How polymeric sensors can prevent food waste: expiration date reinvented.

01 January 2019 → 31 December 2022
Research Foundation - Flanders (FWO)
Research disciplines
  • Natural sciences
    • Other chemical sciences
  • Medical and health sciences
    • Nutrition and dietetics
  • Engineering and technology
    • Process engineering
    • Polymeric materials
  • Agricultural and food sciences
    • Agricultural animal production
    • Food sciences and (bio)technology
Dye Polymer sensor
Project description

This proposal addresses one of the most important challenges of our society the food loss and food waste around the globe. The main sector contributing to food waste are the consumers. Most consumers mistakenly believe that expiration dates on food indicate how safe the food is to consume, however these dates are not related to the risk of food poisoning or foodborne illness. These dates solely indicate freshness used by manufacturers to convey when the product is at its peak. Although most food is still edible after the expiration date, it is disposed prematurely.

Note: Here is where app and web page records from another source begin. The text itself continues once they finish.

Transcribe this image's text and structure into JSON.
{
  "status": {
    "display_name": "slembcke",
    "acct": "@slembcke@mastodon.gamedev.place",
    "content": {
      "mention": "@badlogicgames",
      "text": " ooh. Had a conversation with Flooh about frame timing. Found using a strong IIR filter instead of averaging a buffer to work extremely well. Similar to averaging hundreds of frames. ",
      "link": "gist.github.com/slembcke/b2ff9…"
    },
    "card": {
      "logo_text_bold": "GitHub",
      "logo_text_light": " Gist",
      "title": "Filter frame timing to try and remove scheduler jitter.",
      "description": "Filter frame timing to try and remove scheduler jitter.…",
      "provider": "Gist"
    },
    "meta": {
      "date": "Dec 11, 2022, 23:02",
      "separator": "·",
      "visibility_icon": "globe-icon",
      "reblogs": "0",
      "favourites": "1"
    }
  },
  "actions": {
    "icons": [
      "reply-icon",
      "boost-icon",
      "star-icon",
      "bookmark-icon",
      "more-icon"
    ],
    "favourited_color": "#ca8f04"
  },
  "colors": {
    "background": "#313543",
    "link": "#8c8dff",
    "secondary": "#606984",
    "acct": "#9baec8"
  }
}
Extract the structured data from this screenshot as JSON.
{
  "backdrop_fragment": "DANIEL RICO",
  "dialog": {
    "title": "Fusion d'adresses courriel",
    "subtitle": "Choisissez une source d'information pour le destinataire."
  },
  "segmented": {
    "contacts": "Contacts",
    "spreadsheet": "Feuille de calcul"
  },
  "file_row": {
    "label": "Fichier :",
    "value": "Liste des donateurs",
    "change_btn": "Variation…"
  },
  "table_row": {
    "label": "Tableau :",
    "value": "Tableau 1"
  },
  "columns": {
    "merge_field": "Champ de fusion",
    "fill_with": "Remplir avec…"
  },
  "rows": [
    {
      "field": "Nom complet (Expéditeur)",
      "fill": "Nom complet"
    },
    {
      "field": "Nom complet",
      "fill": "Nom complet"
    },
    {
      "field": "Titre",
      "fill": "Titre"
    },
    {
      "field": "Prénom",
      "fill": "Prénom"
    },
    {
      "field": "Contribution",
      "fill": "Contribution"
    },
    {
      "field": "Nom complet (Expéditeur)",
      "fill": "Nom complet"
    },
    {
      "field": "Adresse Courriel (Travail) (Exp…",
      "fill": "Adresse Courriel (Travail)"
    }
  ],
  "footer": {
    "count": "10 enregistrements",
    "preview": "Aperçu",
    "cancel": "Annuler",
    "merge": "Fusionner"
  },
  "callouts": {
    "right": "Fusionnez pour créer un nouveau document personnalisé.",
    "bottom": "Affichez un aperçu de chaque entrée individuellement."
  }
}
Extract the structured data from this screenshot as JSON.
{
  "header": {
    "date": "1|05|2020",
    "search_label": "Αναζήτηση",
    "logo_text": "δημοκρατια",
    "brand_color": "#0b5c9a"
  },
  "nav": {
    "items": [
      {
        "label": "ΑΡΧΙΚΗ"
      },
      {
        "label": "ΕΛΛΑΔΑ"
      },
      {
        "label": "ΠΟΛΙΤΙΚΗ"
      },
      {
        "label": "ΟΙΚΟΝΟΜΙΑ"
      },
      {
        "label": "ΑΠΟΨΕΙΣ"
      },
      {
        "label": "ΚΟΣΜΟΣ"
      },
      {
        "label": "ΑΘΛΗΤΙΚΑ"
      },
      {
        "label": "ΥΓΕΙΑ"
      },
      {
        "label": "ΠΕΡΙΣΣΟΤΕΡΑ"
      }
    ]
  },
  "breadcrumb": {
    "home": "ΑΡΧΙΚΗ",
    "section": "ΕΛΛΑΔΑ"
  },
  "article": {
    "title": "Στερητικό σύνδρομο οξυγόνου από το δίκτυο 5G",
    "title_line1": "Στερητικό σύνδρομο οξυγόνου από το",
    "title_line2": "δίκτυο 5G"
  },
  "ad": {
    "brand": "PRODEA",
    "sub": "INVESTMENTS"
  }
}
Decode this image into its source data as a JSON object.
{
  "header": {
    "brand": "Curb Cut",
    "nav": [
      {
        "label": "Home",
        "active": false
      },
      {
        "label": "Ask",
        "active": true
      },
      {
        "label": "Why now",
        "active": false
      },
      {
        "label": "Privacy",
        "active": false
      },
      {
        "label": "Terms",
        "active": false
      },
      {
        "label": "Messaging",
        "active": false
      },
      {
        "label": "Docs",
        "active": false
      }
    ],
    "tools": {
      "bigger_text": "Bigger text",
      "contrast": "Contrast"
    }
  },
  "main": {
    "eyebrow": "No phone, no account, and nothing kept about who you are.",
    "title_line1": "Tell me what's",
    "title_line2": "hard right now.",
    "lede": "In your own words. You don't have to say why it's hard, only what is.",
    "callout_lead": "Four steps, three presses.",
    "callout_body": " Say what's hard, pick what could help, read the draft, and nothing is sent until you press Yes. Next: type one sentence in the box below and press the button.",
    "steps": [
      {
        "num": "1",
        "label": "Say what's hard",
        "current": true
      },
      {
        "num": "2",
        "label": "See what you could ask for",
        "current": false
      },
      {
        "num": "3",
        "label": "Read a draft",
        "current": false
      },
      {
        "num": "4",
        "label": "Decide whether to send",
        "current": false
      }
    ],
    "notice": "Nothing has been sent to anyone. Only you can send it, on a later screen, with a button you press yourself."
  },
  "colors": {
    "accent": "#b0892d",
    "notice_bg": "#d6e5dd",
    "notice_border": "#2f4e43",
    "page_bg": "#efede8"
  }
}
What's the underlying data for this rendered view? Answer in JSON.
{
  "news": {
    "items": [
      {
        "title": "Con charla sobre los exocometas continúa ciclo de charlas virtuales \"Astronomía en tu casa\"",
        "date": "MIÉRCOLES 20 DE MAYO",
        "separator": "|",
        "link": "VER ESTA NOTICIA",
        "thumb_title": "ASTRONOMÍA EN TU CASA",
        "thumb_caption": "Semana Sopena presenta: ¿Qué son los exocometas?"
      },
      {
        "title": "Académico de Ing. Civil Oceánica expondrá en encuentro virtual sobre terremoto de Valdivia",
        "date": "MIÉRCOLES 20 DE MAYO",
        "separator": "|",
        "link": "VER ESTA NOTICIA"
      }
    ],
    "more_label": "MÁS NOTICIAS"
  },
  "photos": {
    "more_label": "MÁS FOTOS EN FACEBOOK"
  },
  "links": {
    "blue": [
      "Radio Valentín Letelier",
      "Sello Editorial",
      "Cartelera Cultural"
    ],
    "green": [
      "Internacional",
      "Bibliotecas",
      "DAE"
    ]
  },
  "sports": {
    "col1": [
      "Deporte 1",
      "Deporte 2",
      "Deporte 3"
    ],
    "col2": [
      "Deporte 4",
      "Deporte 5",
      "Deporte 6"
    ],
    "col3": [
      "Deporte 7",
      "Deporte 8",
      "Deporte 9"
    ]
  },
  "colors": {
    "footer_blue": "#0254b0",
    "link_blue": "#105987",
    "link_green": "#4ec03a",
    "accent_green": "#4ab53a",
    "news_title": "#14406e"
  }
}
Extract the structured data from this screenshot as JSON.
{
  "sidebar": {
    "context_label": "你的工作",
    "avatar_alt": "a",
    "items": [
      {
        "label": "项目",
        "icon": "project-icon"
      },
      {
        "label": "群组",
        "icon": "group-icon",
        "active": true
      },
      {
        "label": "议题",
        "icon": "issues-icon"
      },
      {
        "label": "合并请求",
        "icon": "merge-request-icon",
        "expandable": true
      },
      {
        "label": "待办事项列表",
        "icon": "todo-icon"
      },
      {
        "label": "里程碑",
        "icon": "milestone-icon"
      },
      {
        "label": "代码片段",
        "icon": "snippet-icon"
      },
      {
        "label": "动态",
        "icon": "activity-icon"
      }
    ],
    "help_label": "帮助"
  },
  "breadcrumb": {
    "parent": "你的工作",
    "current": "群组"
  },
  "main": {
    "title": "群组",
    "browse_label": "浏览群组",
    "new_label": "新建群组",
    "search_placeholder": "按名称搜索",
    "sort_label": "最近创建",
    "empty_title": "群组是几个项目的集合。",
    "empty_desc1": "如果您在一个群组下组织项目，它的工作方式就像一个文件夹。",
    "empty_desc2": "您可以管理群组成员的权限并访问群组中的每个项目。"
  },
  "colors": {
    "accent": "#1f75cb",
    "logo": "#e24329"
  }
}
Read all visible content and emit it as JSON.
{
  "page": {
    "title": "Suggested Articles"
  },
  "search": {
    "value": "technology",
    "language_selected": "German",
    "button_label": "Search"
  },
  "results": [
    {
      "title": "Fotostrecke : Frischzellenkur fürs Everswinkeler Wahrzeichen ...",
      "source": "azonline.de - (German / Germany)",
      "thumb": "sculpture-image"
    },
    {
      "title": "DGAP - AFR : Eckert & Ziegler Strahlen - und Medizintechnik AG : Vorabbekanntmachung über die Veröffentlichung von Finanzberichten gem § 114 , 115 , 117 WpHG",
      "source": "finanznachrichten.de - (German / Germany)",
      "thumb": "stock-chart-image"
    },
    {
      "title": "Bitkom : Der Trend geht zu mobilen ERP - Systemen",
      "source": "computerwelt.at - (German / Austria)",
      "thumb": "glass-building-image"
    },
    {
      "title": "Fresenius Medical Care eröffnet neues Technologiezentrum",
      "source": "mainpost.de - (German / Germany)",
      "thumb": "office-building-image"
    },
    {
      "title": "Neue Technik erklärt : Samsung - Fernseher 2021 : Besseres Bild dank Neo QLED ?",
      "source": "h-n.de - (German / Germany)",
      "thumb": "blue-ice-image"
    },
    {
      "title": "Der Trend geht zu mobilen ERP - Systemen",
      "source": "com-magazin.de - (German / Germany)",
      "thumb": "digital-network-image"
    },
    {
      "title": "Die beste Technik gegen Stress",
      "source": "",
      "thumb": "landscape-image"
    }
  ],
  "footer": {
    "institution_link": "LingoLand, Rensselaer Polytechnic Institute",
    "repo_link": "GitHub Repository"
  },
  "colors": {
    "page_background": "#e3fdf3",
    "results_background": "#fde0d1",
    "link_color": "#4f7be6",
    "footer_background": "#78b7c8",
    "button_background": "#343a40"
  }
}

In addition, most of the household food is discarded even before the expiration date is reached, due to an uncertainty of its freshness. Within this project a sensor will be designed to provide an easy-to-read, objective measurement on food edibility. The inedibility of food originates from the growth of bacteria. These microorganisms produce volatile organic compounds (VOCs) resulting in a foul odour. The sensor will consist of organic dyes placed on polymer nanofibers and when the threshold is exceeded the sensor will change its color indicating that the organic compounds in the food are exceeding the predetermined limits.